=== INSTRUCTIONS TO FOLLOW ===
Could you return every record below exactly as it stands, leaving out the pictures?

*** Opening of EXERCISE MATERIALS ***

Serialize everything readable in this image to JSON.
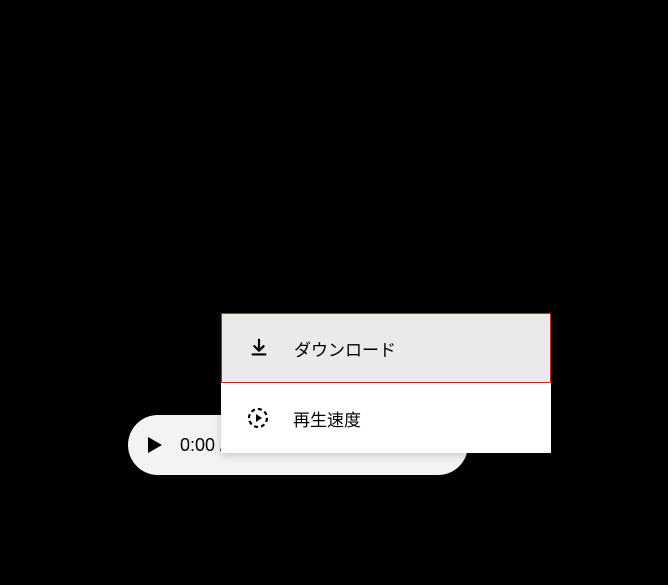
{
  "player": {
    "time": "0:00 /"
  },
  "menu": {
    "download": "ダウンロード",
    "playback_speed": "再生速度"
  }
}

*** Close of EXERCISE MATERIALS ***

=== ANSWER TO THE PROBLEM ===
Serialize everything readable in this image to JSON.
{
  "player": {
    "time": "0:00 /"
  },
  "menu": {
    "download": "ダウンロード",
    "playback_speed": "再生速度"
  }
}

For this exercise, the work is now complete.